Mojzack said the county can confidently say that 20-40% of Chinook in the entire river watershed spawn in the project site or at the nearby Raging River.
“There’s a lot of baby salmon in the region and we’re gonna see the biggest bang for our buck in terms of location in the Valley,” she said.
Fish Farm Flood
The Fall City project is significant not only for its size and location, but it’s also the first major effort to come out of the county’s Fish Farm Flood Committee.
Founded in 2013 by King County Executive Dow Constantine, the Snoqualmie Valley committee brought together representatives with interest in fish, farm and flood issues to define priorities and collaborate in balancing their often clashing interests.
For years, salmon advocates have made large scale projects a top priority to help restore salmon runs, Mojzack said. Due to its high-productivity as a spawning ground, a large-scale improvement near the Raging River had been in the works for over a decade.
At the same time, salmon advocates have had to balance those priorities against agriculture interests, which often have pushed back on some of those projects, Mojzack said, in order to prevent losing agricultural land.
Wayne Gullstad, president of the Snoqualmie Valley Preservation Alliance Board, owner of Cherry Creek Farm and committee member, said finding a balance between the needs of fish and agriculture is an incredible challenge because the two interests are often “diametrically opposed forces.”
“Ideally for fish there would be no development or agriculture,” he said. “The challenge has been coming up with a fair balance that provides important benefits to restoring fish habitat without unnecessarily harming agriculture.”
For the Fall City project, recognizing the high-value of the area for fish recovery, Gullstad said the committee’s agriculture group agreed to wider buffers in the project area than elsewhere in the Valley, noting that the fish group made a compelling science-based argument regarding the critical nature of the fish habitat.
“There is a great urgency in restoring fish habitat,” he said. “Working together, we can do great things, but that’s the key — we have to work together.”
In exchange for agreeing to the large-scale project, the farm group has been promised regulatory reform in areas such as drainage management, he said.
“The Fish Farm Flood project was an ostentatious idea for the county executive and county council to even suggest as a workable course of action,” he said. “But it has worked and it is working — it serves as a model for what can be done in other countries, statewide or even nationwide.”

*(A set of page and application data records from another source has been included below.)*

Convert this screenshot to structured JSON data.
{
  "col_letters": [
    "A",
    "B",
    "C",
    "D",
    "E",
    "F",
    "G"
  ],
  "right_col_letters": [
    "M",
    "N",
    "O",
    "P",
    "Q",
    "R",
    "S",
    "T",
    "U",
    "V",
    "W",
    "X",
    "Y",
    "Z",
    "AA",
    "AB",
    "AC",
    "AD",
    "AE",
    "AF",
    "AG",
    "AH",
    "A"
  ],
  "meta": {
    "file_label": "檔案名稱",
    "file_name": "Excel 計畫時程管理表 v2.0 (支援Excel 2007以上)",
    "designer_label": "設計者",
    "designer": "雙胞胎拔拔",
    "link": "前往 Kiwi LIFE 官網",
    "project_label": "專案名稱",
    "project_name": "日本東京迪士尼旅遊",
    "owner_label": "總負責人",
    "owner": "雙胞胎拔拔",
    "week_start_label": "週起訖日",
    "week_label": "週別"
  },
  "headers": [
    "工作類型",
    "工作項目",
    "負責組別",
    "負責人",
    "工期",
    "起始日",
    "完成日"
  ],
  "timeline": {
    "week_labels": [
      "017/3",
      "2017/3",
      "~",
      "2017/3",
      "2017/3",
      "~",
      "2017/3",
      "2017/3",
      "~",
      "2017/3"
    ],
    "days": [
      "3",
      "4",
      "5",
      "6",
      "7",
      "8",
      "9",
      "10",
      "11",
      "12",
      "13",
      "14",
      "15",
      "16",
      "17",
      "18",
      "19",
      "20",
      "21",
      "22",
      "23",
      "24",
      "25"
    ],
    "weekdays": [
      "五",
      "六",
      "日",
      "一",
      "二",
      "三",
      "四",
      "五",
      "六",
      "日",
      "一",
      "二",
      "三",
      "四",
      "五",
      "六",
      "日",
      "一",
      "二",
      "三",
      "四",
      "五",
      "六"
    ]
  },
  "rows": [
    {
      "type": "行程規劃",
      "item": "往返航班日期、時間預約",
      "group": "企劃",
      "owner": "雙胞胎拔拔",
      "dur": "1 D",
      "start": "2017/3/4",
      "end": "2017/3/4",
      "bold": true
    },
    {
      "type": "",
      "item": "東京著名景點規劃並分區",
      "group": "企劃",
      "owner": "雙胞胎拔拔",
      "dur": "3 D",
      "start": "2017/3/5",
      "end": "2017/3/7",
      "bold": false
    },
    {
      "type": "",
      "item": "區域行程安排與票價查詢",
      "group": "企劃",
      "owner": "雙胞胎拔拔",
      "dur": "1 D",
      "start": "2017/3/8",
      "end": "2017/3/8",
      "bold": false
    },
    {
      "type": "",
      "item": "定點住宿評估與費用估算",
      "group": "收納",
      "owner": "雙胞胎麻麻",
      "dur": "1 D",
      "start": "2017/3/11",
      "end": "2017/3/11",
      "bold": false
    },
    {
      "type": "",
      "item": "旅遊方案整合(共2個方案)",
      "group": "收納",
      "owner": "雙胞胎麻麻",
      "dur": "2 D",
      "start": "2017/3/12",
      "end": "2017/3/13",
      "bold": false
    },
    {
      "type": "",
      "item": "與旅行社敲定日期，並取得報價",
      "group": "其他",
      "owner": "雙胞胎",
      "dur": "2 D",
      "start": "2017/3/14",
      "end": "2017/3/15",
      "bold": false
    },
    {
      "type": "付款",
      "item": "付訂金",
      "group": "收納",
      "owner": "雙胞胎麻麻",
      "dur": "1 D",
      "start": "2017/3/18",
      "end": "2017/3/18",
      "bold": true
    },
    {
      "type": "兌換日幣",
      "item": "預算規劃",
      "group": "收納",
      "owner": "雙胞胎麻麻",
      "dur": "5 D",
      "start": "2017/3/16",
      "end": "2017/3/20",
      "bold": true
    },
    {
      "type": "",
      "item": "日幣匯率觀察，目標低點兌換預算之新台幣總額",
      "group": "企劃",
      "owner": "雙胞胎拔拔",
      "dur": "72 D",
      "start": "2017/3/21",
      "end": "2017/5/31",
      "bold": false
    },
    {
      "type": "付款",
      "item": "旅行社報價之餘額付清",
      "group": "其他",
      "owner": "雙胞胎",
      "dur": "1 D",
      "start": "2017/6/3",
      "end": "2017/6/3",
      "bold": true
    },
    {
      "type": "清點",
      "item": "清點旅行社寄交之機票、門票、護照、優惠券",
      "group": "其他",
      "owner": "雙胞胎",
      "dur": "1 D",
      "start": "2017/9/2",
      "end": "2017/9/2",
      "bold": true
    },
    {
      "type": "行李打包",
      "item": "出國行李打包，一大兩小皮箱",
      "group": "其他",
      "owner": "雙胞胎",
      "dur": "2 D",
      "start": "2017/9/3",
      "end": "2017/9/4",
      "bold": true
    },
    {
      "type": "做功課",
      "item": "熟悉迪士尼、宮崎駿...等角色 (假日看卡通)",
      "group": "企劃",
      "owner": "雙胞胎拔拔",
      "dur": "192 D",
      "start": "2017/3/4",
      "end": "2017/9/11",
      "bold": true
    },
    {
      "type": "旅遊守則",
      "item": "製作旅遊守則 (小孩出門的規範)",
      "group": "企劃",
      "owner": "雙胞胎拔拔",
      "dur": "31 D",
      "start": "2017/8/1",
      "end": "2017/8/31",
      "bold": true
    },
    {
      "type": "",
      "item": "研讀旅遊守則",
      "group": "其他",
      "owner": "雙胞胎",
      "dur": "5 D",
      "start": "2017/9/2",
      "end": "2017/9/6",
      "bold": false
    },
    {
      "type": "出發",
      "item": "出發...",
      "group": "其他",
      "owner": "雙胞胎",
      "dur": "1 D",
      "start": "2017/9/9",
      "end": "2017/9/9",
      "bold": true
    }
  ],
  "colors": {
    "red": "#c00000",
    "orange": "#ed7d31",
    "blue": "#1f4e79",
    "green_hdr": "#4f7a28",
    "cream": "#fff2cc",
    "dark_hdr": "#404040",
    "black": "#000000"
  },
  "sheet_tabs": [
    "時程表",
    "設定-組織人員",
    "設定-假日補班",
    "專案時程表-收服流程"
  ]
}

Mojzack said agriculture groups weren’t thrilled that the project takes over former agricultural lands, but noted it’s a critical space in improving salmon runs.
“We feel like this is a fair ask for the Valley,” she said.
Correction: A previous version of this story reported that a side channel of 1,300 feet would be built on the right side of the river bank. The channel’s length was corrected to 3,100 feet. We regret the error.